MOSCOW (Reuters) - Reports of ballot-stuffing, vote-buying and intimidation in Sunday’s Russian parliamentary election have poured in from dozens of regions, independent election monitors said.
The alleged fraud, which threatens to tarnish the victory of President Vladimir Putin’s United Russia party, ranged from detaining observers to offering gifts in exchange for a pro-Putin vote.
“A group called Young Europe is inviting people who vote for Putin’s team to take part in a lottery for prizes,” such as TVs and refrigerators, said Leonid Gozman, a top official for opposition party Union of Right Forces in St. Petersburg.
“This looks like a mass action. People are showing up at the polls and asking: ‘Where are the presents, where is the lottery?’ and they are told, ‘First you vote, then you get the presents,’” Gozman said.
Putin had promised a fair and transparent election and the head of the Central Electoral Commission, Vladimir Churov, said voting had progressed “calmly and according to schedule”. Churov has not commented so far on specific allegations of violations.
After initial results showed United Russia on course for at least 60 percent of the vote, United Russia chief Boris Gryzlov, said the violations were not significant.
“Of course there are violations, but the question is do they have an impact on the final result ... They in no way put in doubt the final result,” Gryzlov told a news conference.
The main source of complaints has been Golos, Russia’s only independent election observer. Its deputy head, Grigory Melkonyans, said the fraud was systematic.
“These are not isolated incidents. The complaints are from every corner of Russia,” he said.
Observers from former Soviet states, who are monitoring the vote in several regions, found no serious problems, however.
“If any criticism is to be expressed, it is of a technical nature,” said Bakytzhan Zhumagulov, the deputy speaker of Kazakhstan’s parliament, Interfax reported.
The West’s main election monitoring body, the ODIHR, cancelled its mission to Russia, citing visa delays and other hurdles. This left fewer than 80 Western observers to watch over 96,000 polling stations in the world’s biggest country.
Observers from Russia’s political parties, except for Putin’s United Russia party, lambasted the vote.
A common trick they reported involved bussing young people to one polling station after another so they could cast numerous votes, a tactic known as carouseling, which was reported in Moscow and St. Petersburg.
In regions such as Chechnya, the turnout was improbably high. Chechen President Ramzan Kadyrov put participation in his wartorn republic at more than 99 percent, RIA Novosti reported.
“We estimate that the number of people taking part in the carousels is in the thousands,” said Natalia Avilova, spokeswoman for a pro-Kremlin party, Fair Russia.
Police were also seen detaining independent observers in Samara. The observers from civil rights activist group Svoboda were detained at voting stations 906, 909 and 910 for “looking suspicious,” Svoboda said in a statement.

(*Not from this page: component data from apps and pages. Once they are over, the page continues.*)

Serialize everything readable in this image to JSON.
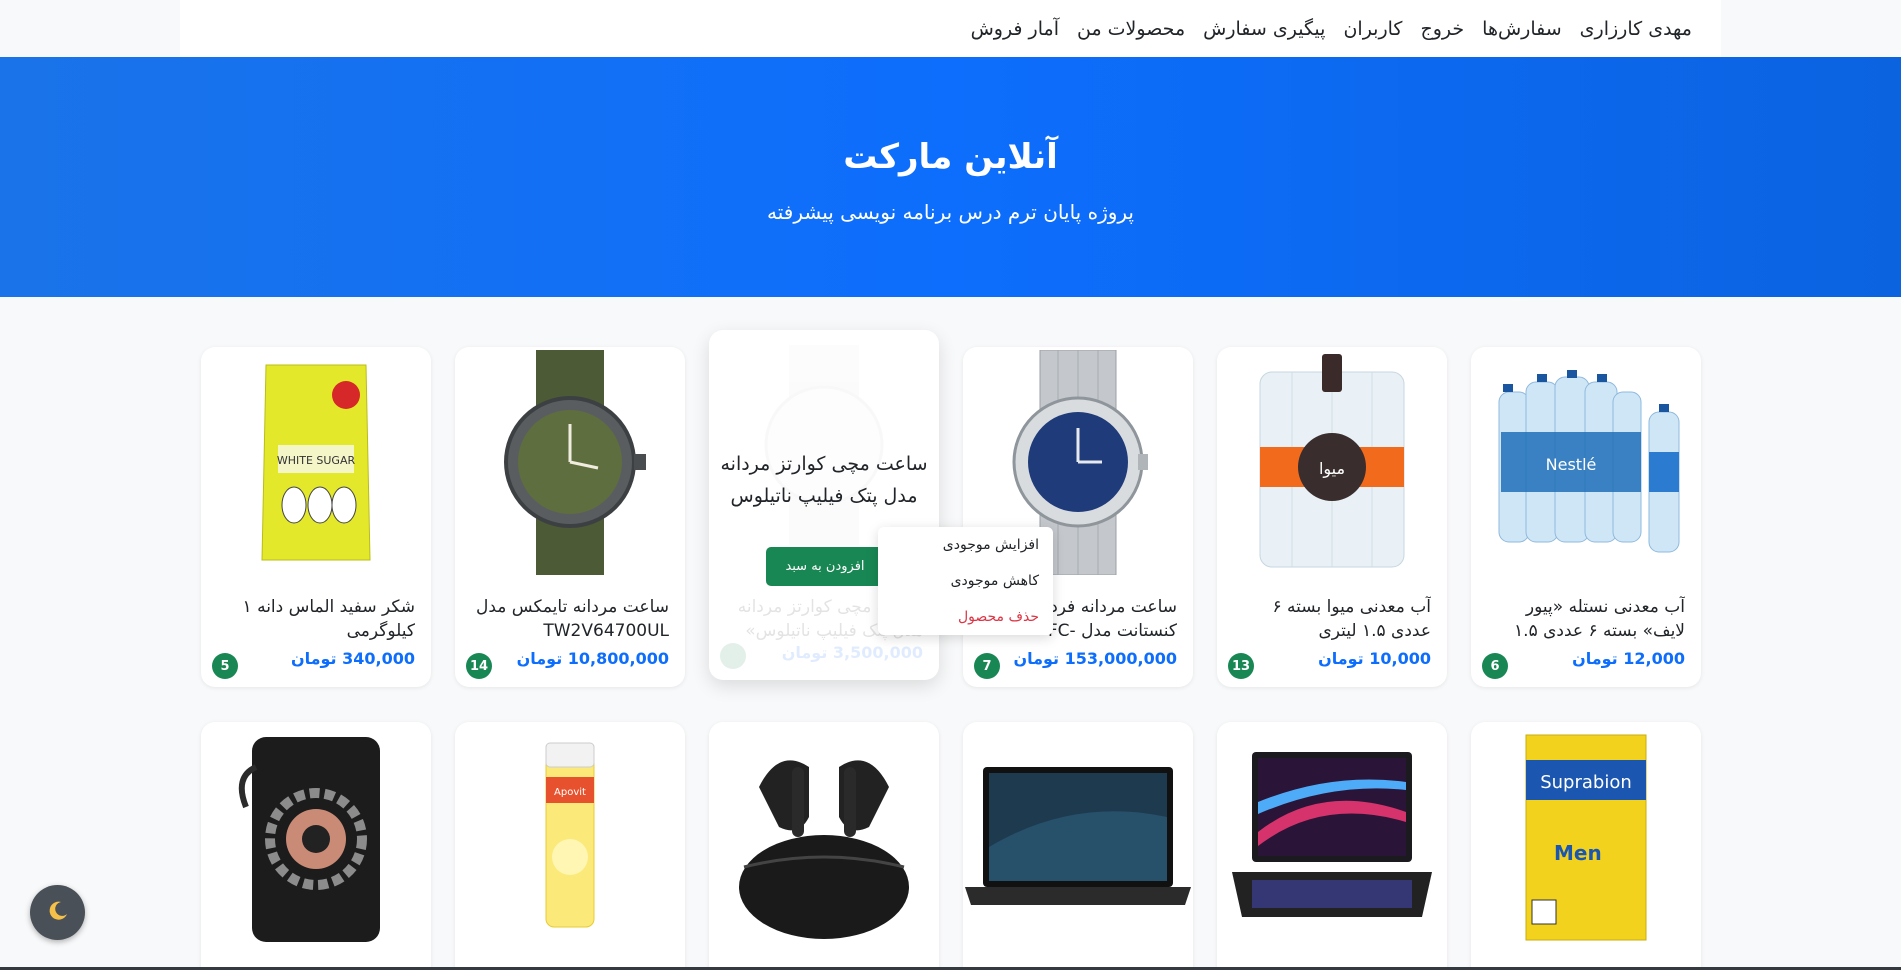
{
  "nav": {
    "items": [
      "مهدی کارزاری",
      "سفارش‌ها",
      "خروج",
      "کاربران",
      "پیگیری سفارش",
      "محصولات من",
      "آمار فروش"
    ]
  },
  "hero": {
    "title": "آنلاین مارکت",
    "subtitle": "پروژه پایان ترم درس برنامه نویسی پیشرفته"
  },
  "products_row1": [
    {
      "title": "آب معدنی نستله «پیور لایف» بسته ۶ عددی ۱.۵",
      "price": "12,000 تومان",
      "stock": "6",
      "image": "water-pack-image"
    },
    {
      "title": "آب معدنی میوا بسته ۶ عددی ۱.۵ لیتری",
      "price": "10,000 تومان",
      "stock": "13",
      "image": "water-bottles-image"
    },
    {
      "title": "ساعت مردانه فردریک کنستانت مدل -FC",
      "price": "153,000,000 تومان",
      "stock": "7",
      "image": "steel-watch-image"
    },
    {
      "title": "ساعت مچی کوارتز مردانه مدل پتک فیلیپ ناتیلوس",
      "price": "3,500,000 تومان",
      "stock": "",
      "image": "white-watch-image"
    },
    {
      "title": "ساعت مردانه تایمکس مدل TW2V64700UL",
      "price": "10,800,000 تومان",
      "stock": "14",
      "image": "green-watch-image"
    },
    {
      "title": "شکر سفید الماس دانه ۱ کیلوگرمی",
      "price": "340,000 تومان",
      "stock": "5",
      "image": "sugar-pack-image"
    }
  ],
  "hover_card": {
    "title": "ساعت مچی کوارتز مردانه مدل پتک فیلیپ ناتیلوس",
    "add_to_cart": "افزودن به سبد",
    "faded_title": "ساعت مچی کوارتز مردانه مدل پتک فیلیپ ناتیلوس» مدل"
  },
  "context_menu": {
    "increase": "افزایش موجودی",
    "decrease": "کاهش موجودی",
    "delete": "حذف محصول"
  },
  "products_row2": [
    {
      "image": "supplement-box-image"
    },
    {
      "image": "gaming-laptop-image"
    },
    {
      "image": "laptop-image"
    },
    {
      "image": "earbuds-image"
    },
    {
      "image": "vitamin-tube-image"
    },
    {
      "image": "powerbank-image"
    }
  ],
  "theme_toggle": {
    "icon": "moon-icon"
  },
  "colors": {
    "primary": "#0d6efd",
    "success": "#198754",
    "danger": "#dc3545"
  }
}
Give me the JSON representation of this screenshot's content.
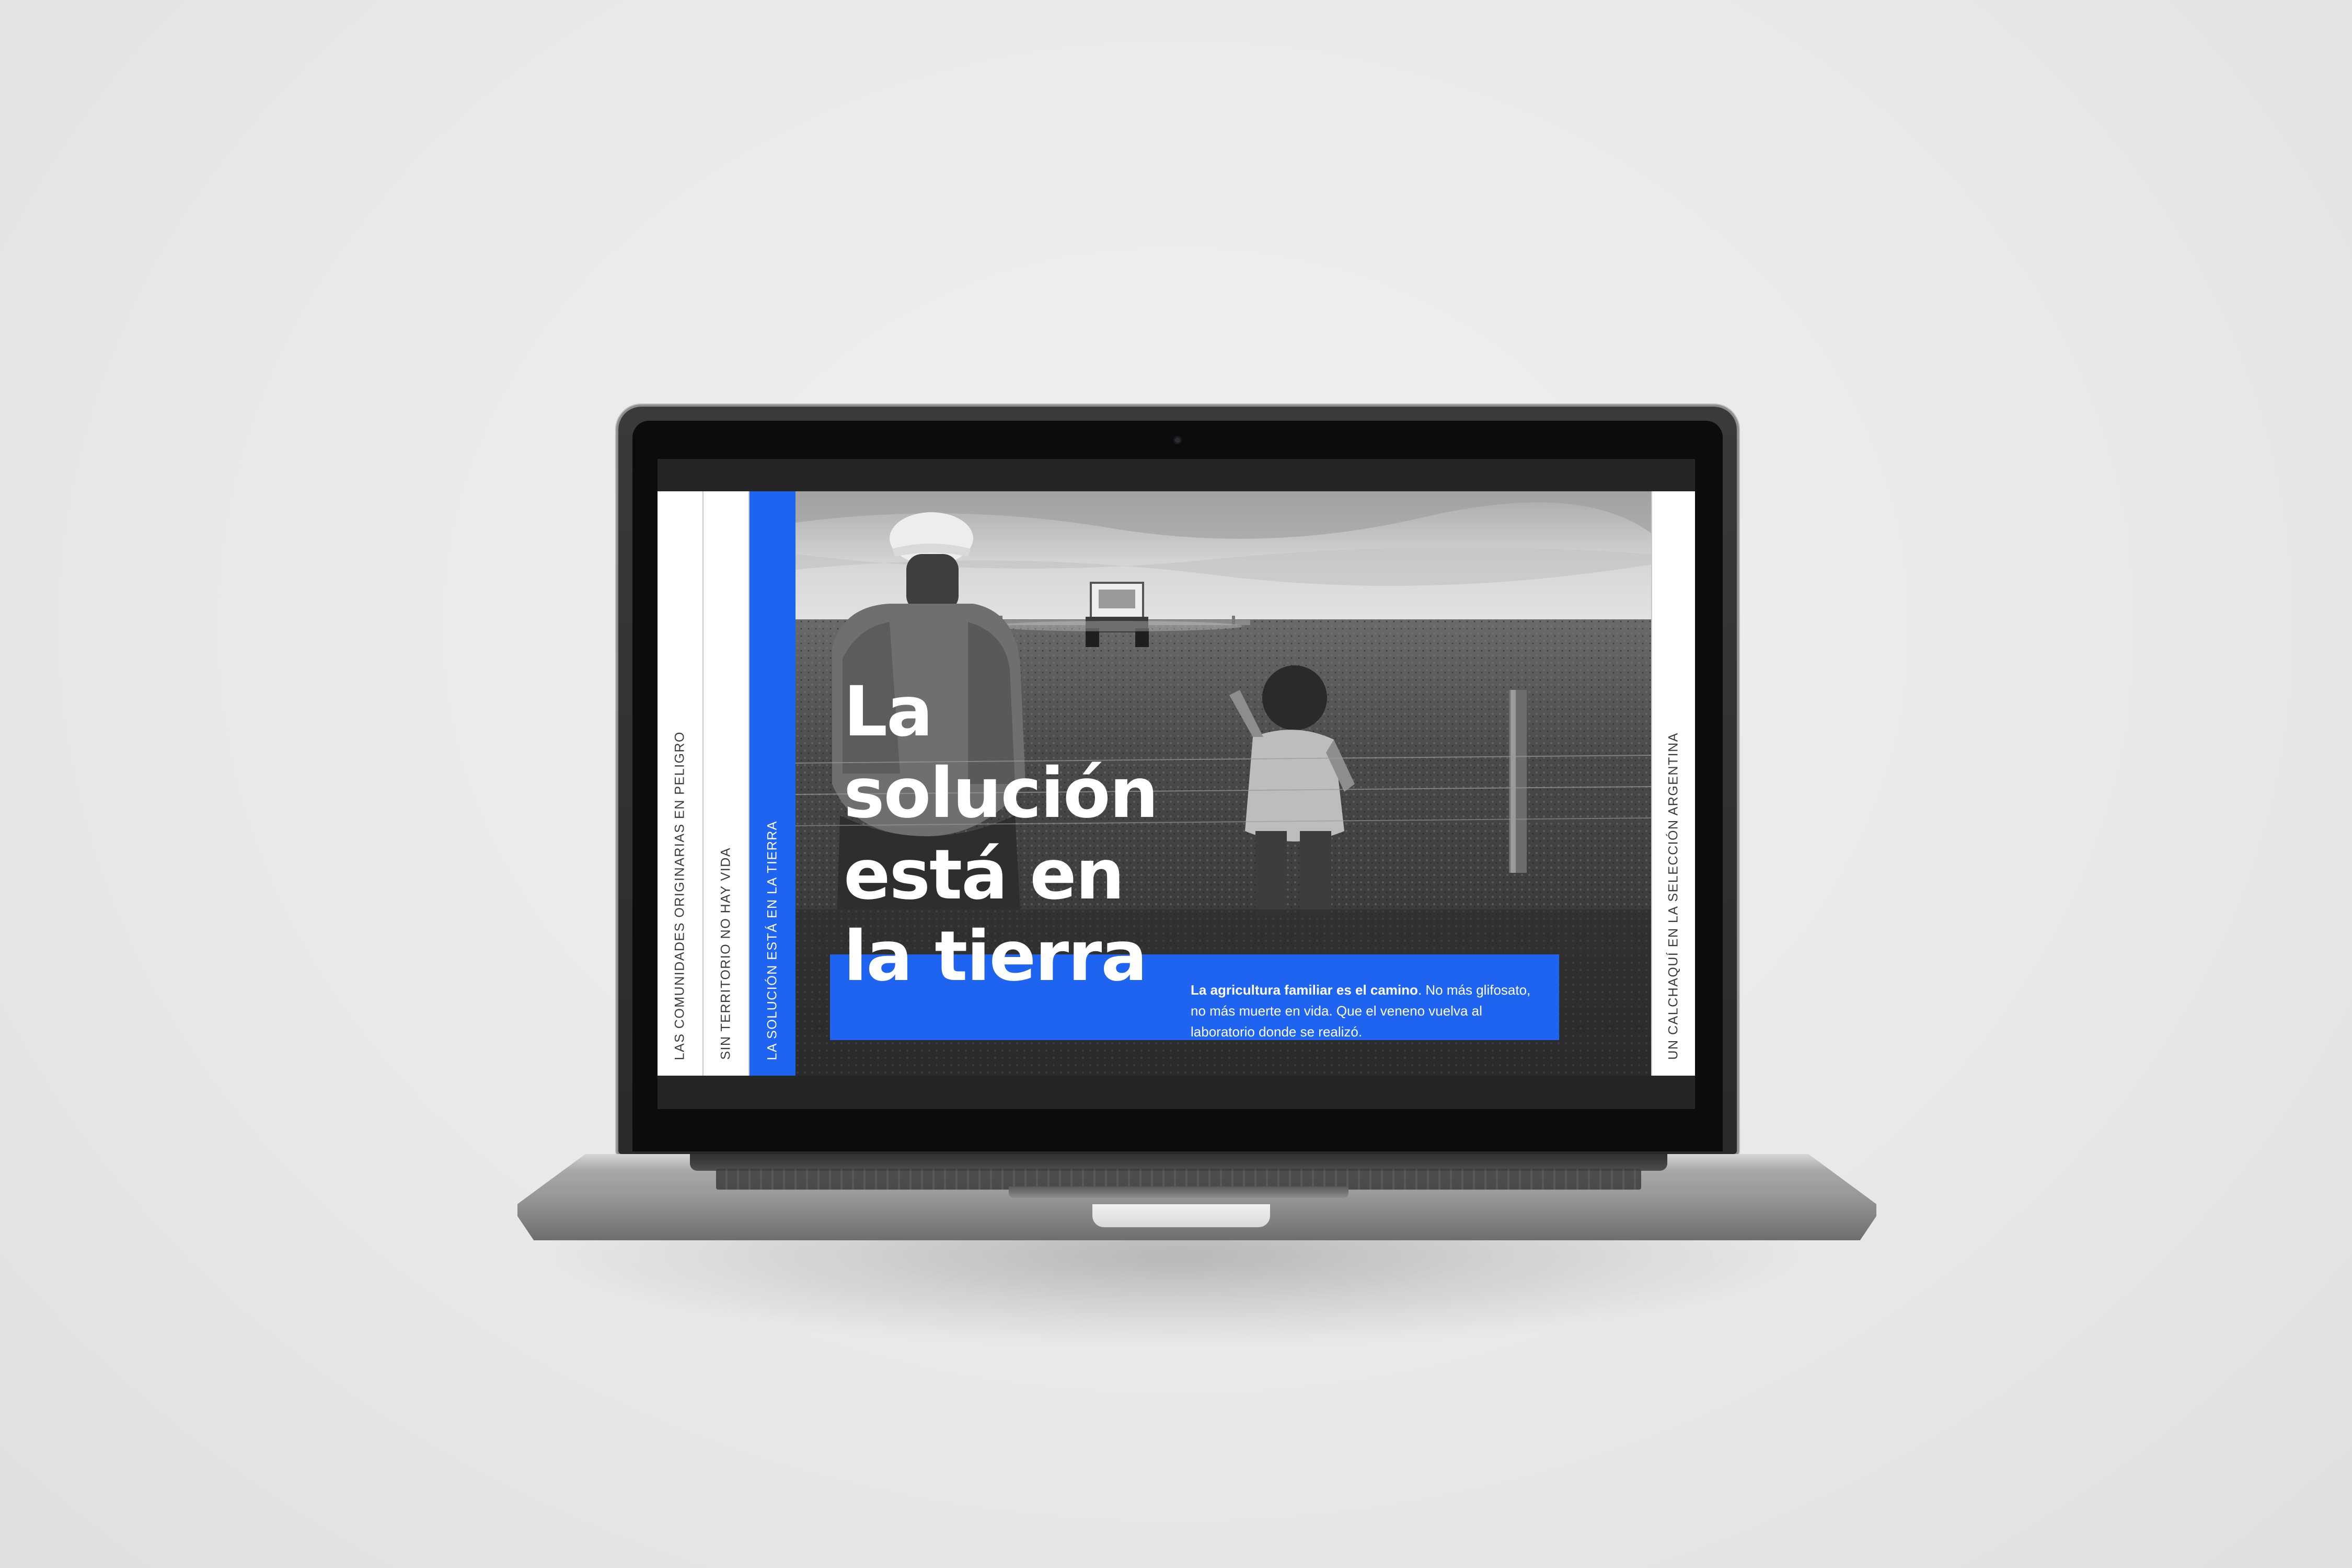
{
  "website": {
    "side_columns": [
      "LAS  COMUNIDADES  ORIGINARIAS EN PELIGRO",
      "SIN TERRITORIO NO HAY VIDA",
      "LA SOLUCIÓN ESTÁ EN LA TIERRA"
    ],
    "right_column": "UN CALCHAQUÍ EN LA SELECCIÓN ARGENTINA",
    "hero": {
      "headline_lines": [
        "La",
        "solución",
        "está en",
        "la tierra"
      ],
      "blurb_bold": "La agricultura familiar es el camino",
      "blurb_rest": ". No más glifosato, no más muerte en vida. Que el veneno vuelva al laboratorio donde se realizó."
    },
    "accent_color": "#1f64f1"
  }
}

A busload of Communist party observers were also detained by police in Moscow for six hours on Sunday after having their identification papers taken away, Vadim Solovyov, a party official, told Ekho Moskvy.
Golos, or Voice, which has some 2,000 observers in 40 regions, called off observations in Samara and Krasnoyarsk after pressure from police overwhelmed their local branches.
Lyudmila Kuzmina, the head of Golos in Samara, said she was charged a week before the election with using bootleg software in the organization’s office, which police sealed off.
The watchdog’s office in Krasnoyarsk closed after three top representatives resigned from their posts under pressure.
“Police invited them for a chat and told them to quit by November 30,” Golos executive director Lilya Shibanova told Reuters on Sunday. “I have not been able to reach them since then to find out what they were being threatened with.”
By Sunday, the mood of outrage at Golos’ Moscow headquarters seemed to have hardened into cynicism. “What a surprise,” Shibanova said. “It’s not even lunchtime and Tyumen (an oil-producing region) is reporting a 100 percent turnout.”
Additional reporting by Denis Pinchuk in St. Petersburg; Editing by Stephen Weeks